- [AIM OF THE TASK]
This exercise calls for all the entries that follow to be set down exactly, without their images.
=== EXTRACTED ENTRIES ===
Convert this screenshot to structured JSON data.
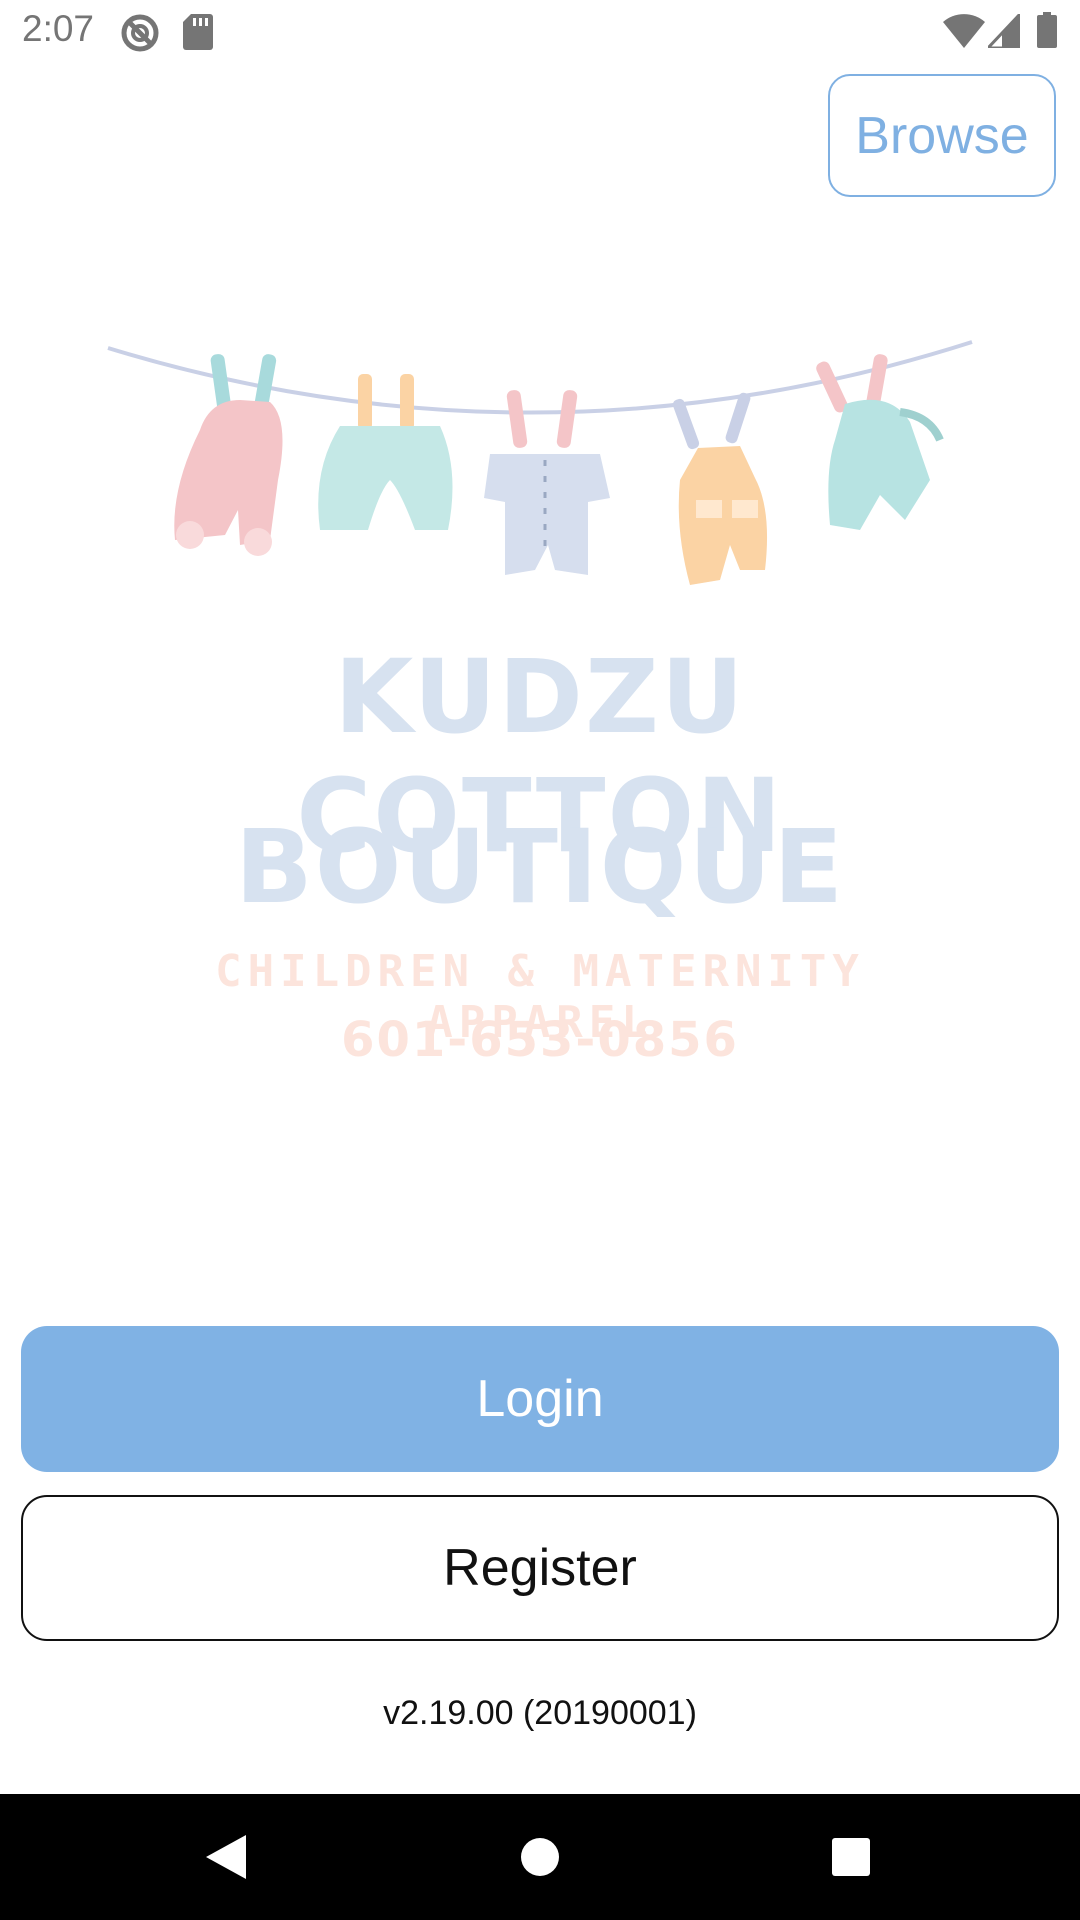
{
  "status_bar": {
    "time": "2:07",
    "icons": [
      "do-not-disturb-icon",
      "sd-card-icon",
      "wifi-icon",
      "signal-icon",
      "battery-icon"
    ]
  },
  "header": {
    "browse_label": "Browse"
  },
  "logo": {
    "line1": "KUDZU COTTON",
    "line2": "BOUTIQUE",
    "tagline": "CHILDREN & MATERNITY APPAREL",
    "phone": "601-653-0856"
  },
  "actions": {
    "login_label": "Login",
    "register_label": "Register"
  },
  "footer": {
    "version": "v2.19.00 (20190001)"
  },
  "nav_bar": {
    "buttons": [
      "back-icon",
      "home-icon",
      "recents-icon"
    ]
  },
  "colors": {
    "accent": "#80b2e4",
    "browse_text": "#7fb0e2",
    "logo_title": "#d7e2f0",
    "logo_tagline": "#fce4dc"
  }
}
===
- [RESPONSE]
Convert this screenshot to structured JSON data.
{
  "status_bar": {
    "time": "2:07",
    "icons": [
      "do-not-disturb-icon",
      "sd-card-icon",
      "wifi-icon",
      "signal-icon",
      "battery-icon"
    ]
  },
  "header": {
    "browse_label": "Browse"
  },
  "logo": {
    "line1": "KUDZU COTTON",
    "line2": "BOUTIQUE",
    "tagline": "CHILDREN & MATERNITY APPAREL",
    "phone": "601-653-0856"
  },
  "actions": {
    "login_label": "Login",
    "register_label": "Register"
  },
  "footer": {
    "version": "v2.19.00 (20190001)"
  },
  "nav_bar": {
    "buttons": [
      "back-icon",
      "home-icon",
      "recents-icon"
    ]
  },
  "colors": {
    "accent": "#80b2e4",
    "browse_text": "#7fb0e2",
    "logo_title": "#d7e2f0",
    "logo_tagline": "#fce4dc"
  }
}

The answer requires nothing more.